Eight years later this dream team of the PM and his team have very little to show. When the growth rate between 2004 and 2008 was up these very people patable themselves on their back. They credited themselves for this growth little realizing that the economic growth rate achieved by them was actually on account of a robust global growth. Now that the Indian growth story is floundering, they blame it on global factors!
Height of intellectual dishonesty, I would say. But there is something deeply flawed in all these arguments. Let me demonstrate.
The entire paradigm was succinctly captured by Shankar Acharya in his Working Paper titled India's Macroeconomic Performance and Policies since 2000 wherein he states, "From 2002-03 to 2007-08, India experienced a sustained and unprecedented surge in net foreign capital inflows, which soared ten-fold from $10.8 billion in 2002-03 to$108 billion in 2007-08."
He goes on to add "The surge was particularly strong in the two years between 2005-06 and 2007-08, when net inflows jumped four-fold from $25 billion to $108 billion." Remember these were boom years for the Indian economy and its correlation to the Forex flows near perfect.
The net impact - rupee was relatively stable while forex reserves rose from $76 billion in March 2003 to $310 billion in March 2008, with nearly $160 billion being added in 06-07 and 07-08. And even then inflation remained elevated, government economists explained it as the impact of the "impossible trinity."
All this was simply not because global investors were enmoured about Dr Singh and his wonderful team, but such huge forex flows was obviously because of excess global liquidity.
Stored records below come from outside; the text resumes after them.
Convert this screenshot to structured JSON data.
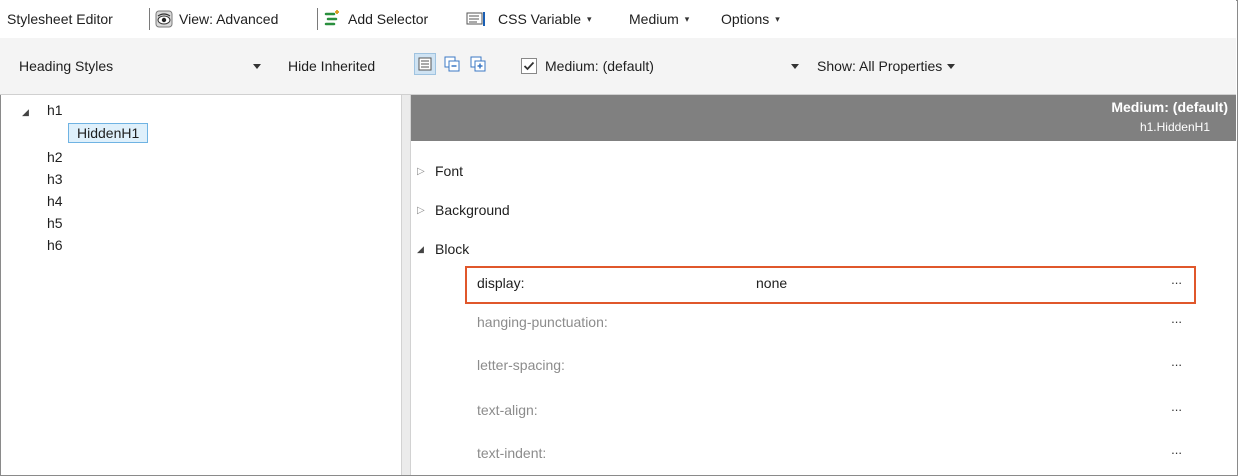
{
  "toolbar1": {
    "title": "Stylesheet Editor",
    "view_label": "View: Advanced",
    "add_selector_label": "Add Selector",
    "css_variable_label": "CSS Variable",
    "medium_label": "Medium",
    "options_label": "Options"
  },
  "toolbar2": {
    "stylesheet_select": "Heading Styles",
    "hide_inherited_label": "Hide Inherited",
    "medium_checkbox_label": "Medium: (default)",
    "medium_checked": true,
    "show_label": "Show: All Properties"
  },
  "tree": {
    "root": "h1",
    "selected_child": "HiddenH1",
    "items": [
      "h2",
      "h3",
      "h4",
      "h5",
      "h6"
    ]
  },
  "header": {
    "title": "Medium: (default)",
    "subtitle": "h1.HiddenH1"
  },
  "groups": {
    "font": "Font",
    "background": "Background",
    "block": "Block"
  },
  "properties": [
    {
      "name": "display:",
      "value": "none",
      "more": "...",
      "set": true
    },
    {
      "name": "hanging-punctuation:",
      "value": "",
      "more": "...",
      "set": false
    },
    {
      "name": "letter-spacing:",
      "value": "",
      "more": "...",
      "set": false
    },
    {
      "name": "text-align:",
      "value": "",
      "more": "...",
      "set": false
    },
    {
      "name": "text-indent:",
      "value": "",
      "more": "...",
      "set": false
    }
  ],
  "colors": {
    "highlight": "#e0572b",
    "header_bg": "#808080",
    "selection_bg": "#dff0fb"
  }
}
And now that has dried up, forex flow into India too has dried up. No wonder the Time magazine has dubbed the PM as underachiever - in my considered opinion the understatement of the decade.
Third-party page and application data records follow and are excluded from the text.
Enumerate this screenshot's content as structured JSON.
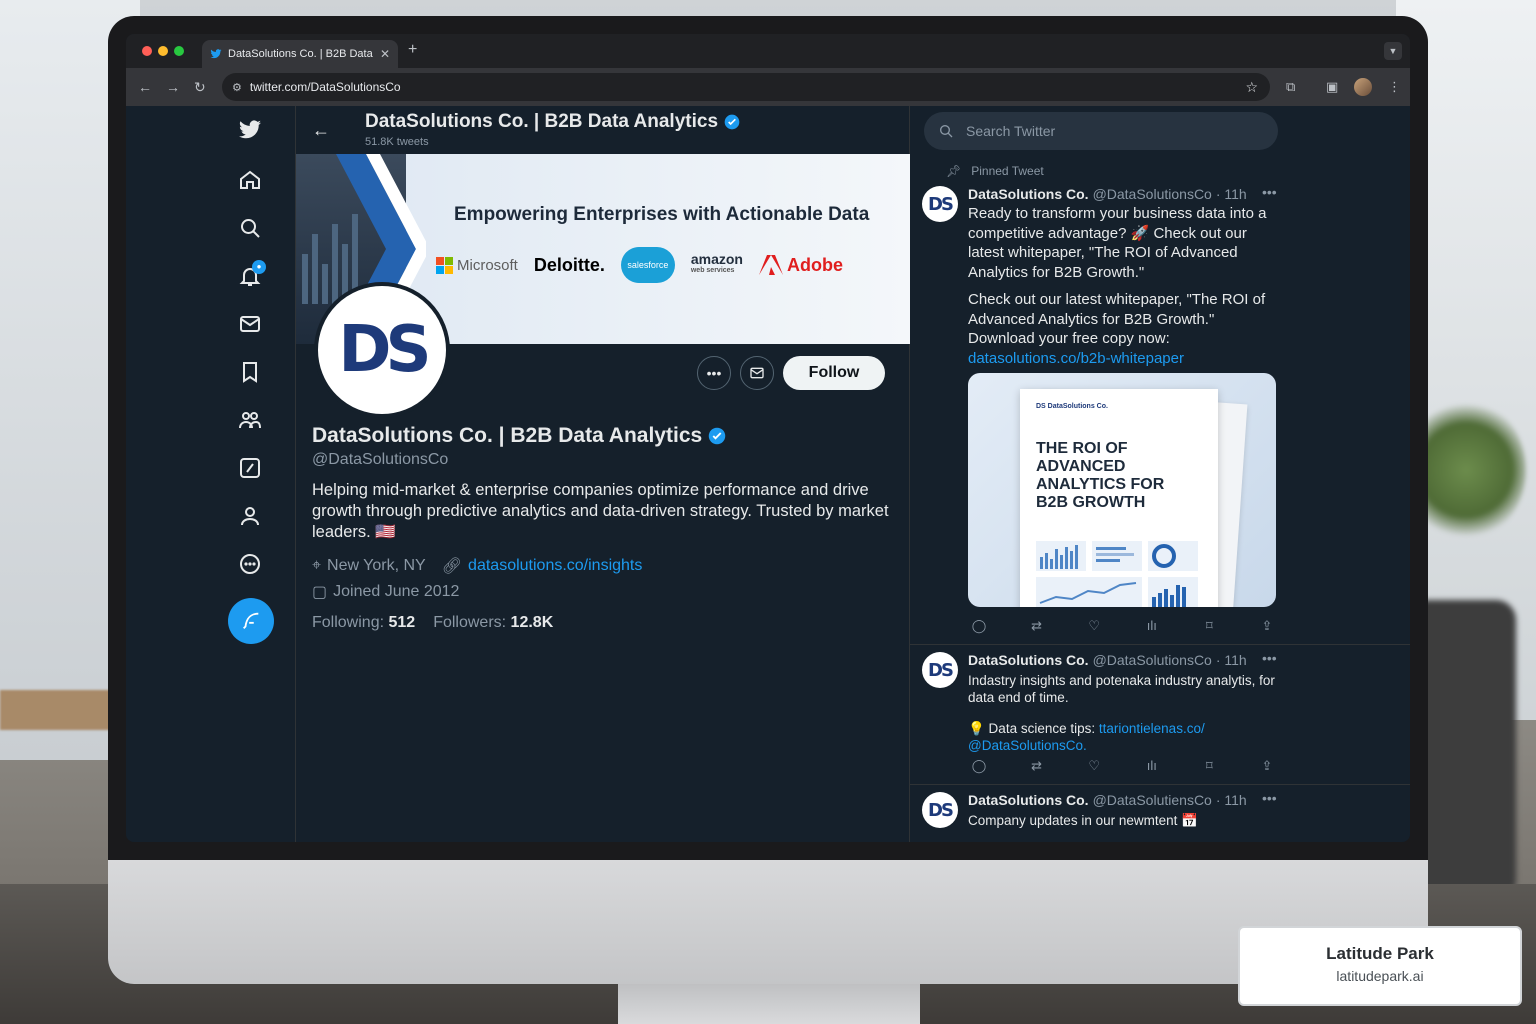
{
  "browser": {
    "tab_title": "DataSolutions Co. | B2B Data",
    "url": "twitter.com/DataSolutionsCo"
  },
  "profile": {
    "header_name": "DataSolutions Co. | B2B Data Analytics",
    "tweet_count": "51.8K tweets",
    "banner_title": "Empowering Enterprises with Actionable Data",
    "banner_logos": [
      "Microsoft",
      "Deloitte.",
      "salesforce",
      "amazon",
      "Adobe"
    ],
    "aws_sub": "web services",
    "avatar_text": "DS",
    "follow_label": "Follow",
    "name": "DataSolutions Co. | B2B Data Analytics",
    "handle": "@DataSolutionsCo",
    "bio": "Helping mid-market & enterprise companies optimize performance and drive growth through predictive analytics and data-driven strategy. Trusted by market leaders. 🇺🇸",
    "location": "New York, NY",
    "website": "datasolutions.co/insights",
    "joined": "Joined June 2012",
    "following_label": "Following:",
    "following_count": "512",
    "followers_label": "Followers:",
    "followers_count": "12.8K"
  },
  "search": {
    "placeholder": "Search Twitter"
  },
  "tweets": [
    {
      "pinned_label": "Pinned Tweet",
      "name": "DataSolutions Co.",
      "handle": "@DataSolutionsCo",
      "time": "· 11h",
      "text_1": "Ready to transform your business data into a competitive advantage? 🚀 Check out our latest whitepaper, \"The ROI of Advanced Analytics for B2B Growth.\"",
      "text_2": "Check out our latest whitepaper, \"The ROI of Advanced Analytics for B2B Growth.\" Download your free copy now:",
      "link": "datasolutions.co/b2b-whitepaper",
      "media_logo": "DS DataSolutions Co.",
      "media_title": "THE ROI OF\nADVANCED\nANALYTICS FOR\nB2B GROWTH"
    },
    {
      "name": "DataSolutions Co.",
      "handle": "@DataSolutionsCo",
      "time": "· 11h",
      "text_1": "Indastry insights and potenaka industry analytis, for data end of time.",
      "tip_label": "💡 Data science tips:",
      "tip_link": "ttariontielenas.co/",
      "tip_handle": "@DataSolutionsCo."
    },
    {
      "name": "DataSolutions Co.",
      "handle": "@DataSolutiensCo",
      "time": "· 11h",
      "text_1": "Company updates in our newmtent 📅"
    }
  ],
  "watermark": {
    "title": "Latitude Park",
    "subtitle": "latitudepark.ai"
  },
  "colors": {
    "twitter_blue": "#1d9bf0",
    "bg_dark": "#15202b",
    "text_primary": "#e7e9ea",
    "text_secondary": "#8b98a5"
  }
}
That is not all. Manufacturing is in doldrums. Business confidence is at all time low. Infrastructure has virtually gone broke. Farmers suicides are an accepted way of life with India slipping everyday in the Human Development Index. The morale of the government officers is completely shattered with the citizenry seem to be scam fatigued. Nothing seems to surprise us or shock us any more.
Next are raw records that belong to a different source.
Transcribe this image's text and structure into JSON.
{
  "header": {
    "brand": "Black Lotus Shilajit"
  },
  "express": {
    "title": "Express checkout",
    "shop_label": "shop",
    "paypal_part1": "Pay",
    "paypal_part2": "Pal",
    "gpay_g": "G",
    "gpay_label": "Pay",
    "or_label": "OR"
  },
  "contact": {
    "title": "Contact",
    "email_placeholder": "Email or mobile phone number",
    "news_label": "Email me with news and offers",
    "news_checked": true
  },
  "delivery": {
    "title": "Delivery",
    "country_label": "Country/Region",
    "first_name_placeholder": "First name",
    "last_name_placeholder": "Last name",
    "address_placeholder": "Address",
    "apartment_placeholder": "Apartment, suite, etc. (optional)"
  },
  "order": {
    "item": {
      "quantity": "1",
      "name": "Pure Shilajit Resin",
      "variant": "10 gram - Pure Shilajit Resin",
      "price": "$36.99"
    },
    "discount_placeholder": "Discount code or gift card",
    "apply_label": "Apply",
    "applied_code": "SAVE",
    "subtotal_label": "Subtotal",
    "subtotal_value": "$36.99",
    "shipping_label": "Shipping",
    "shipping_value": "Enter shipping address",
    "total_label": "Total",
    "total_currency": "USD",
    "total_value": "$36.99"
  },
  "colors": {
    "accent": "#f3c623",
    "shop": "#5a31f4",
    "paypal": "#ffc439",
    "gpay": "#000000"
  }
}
What is worrying is that the standard response to any scam by the PMO is that the PM was "completely in the dark" as if the PM were some rodent or an insect. How can the PM of the country be always in the dark? Can someone lead him to light please? Crucially can the PM communicate if not lead? Can he express his constraints?
Now when rupee has depreciated substantially, forex exchange has come down by close to $40 billiothen a matter of few months and inflation continues to be elevated, theoretical economists are puzzled in the context of their understanding of our economics. Even in war torn economies we have not witnessed such an economic paradigm as we are currently witnessing in India.
The final question: If exchange rates have depreciated by 20 per cent why is that foreign investors are not finding India attractive even now? The answerexpecting question is obviously Dr. Singh and his team. At least for this reason Dr Singh and his team deserve the Nobel.
PS: So if the dream team was responsible for the economic growth between 2004 and 2008 they are responsible for the fall between 2008 and now. In the alternative if global factors are responsible for the economic downturn since 2008, then it is the very same global factors that is responsible for the sustained growth of the Indian economy between 2004 and 2008. Either way time to bid good bye to Dr. Singh and his team.